    Before developing a realistic pricing proposal, you must first research and identify the right individuals to read your proposal. Presenting an excellent proposal does not guarantee you will receive a contract if you do not include your readers’ information. As a result, it is critical to examine and reflect the essential information to please your readers. Simply put, write the figures and words that are significant.

2. Determine the Cost Proposal’s Purpose

After determining who will see your cost proposal document, the next step is to highlight your aim. In this situation, you may write an introduction—a summary of the cost proposal sheet’s fundamental concept. Ascertain that the text’s primary purpose is to present your readers with clear and correct knowledge.

3. Create a Cost Proposal Outline and Incorporate Labels into the Cost Proposal

After you’ve written the introduction to your cost proposal, you’re ready to write the proposal outline. Columns and rows will be put to good use in this manner. However, ensure that your table is large enough to handle significant amounts of data so that you can include all relevant information in your proposal. Additionally, once your cost proposal framework is complete, the next step is to add labels. These will act as markers and guidelines for the type of information entered in each row. Nonetheless, the tags you use in your cost proposal company document should reflect your general purpose.

4. Include Fundamental Information in the Cost Proposal

Complete your cost proposal document format by including basic information about it, such as the date and time, the request for proposal (RFP) number, the offeror’s name, and contact information. Additionally, a brief description of the project is required—the project’s name, location, and duration. End your cost proposal with a statement attesting to the accuracy of the data contained in the proposal. After that, include a space for signatures.


What is the format of a proposal?

As you can see, a proposal typically has a brief description of the problem, solution, expenses, and benefits in the introduction. Subject, purpose, primary argument, background information, and importance are all part of the issue’s primary definition.

How effective are proposals?

Generally, most proposals have the following components: Synopsis: This justifies the plan’s implementation and summarizes the proposal. Needs Statement: Details on why the proposal’s recommended project is necessary.

What characteristics define an influential proposal writer?

An intelligent proposal writer will initiate conversation and follow up on requests. Similarly, an excellent proposal writer is easy to contact. While they may not always answer the phone when you call – nobody likes interruptions while in the “writing zone” – they will return your call as quickly as possible.

What makes a proposition successful?

A well-written proposal summarizes each sales cycle stage and briefly describes how a particular product or service will address an identified need. Your proposal should serve as a reminder to prospective clients of their troubles and the reason they began looking for a solution in the first place.
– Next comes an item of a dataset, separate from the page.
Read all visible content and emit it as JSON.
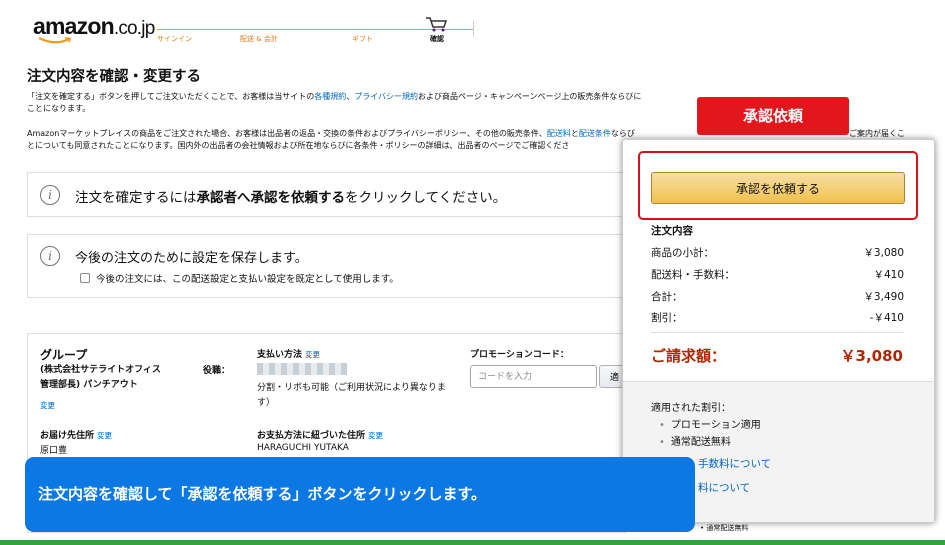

A cost proposal assists businesses in determining the project’s total cost—service fees and supplies required. Additionally, it enables them to define the scope of work, assess the tasks that must be completed, analyzes the standard guide for performing each activity, the timeline, and identify extra services, among other things. That is why, before constructing a project, it is critical to have cost proposals attached to the business or project proposal. Therefore, when developing a pricing proposal, ensure that you include all necessary information to make the document valuable and professional. You may peruse the example cost proposal templates supplied above.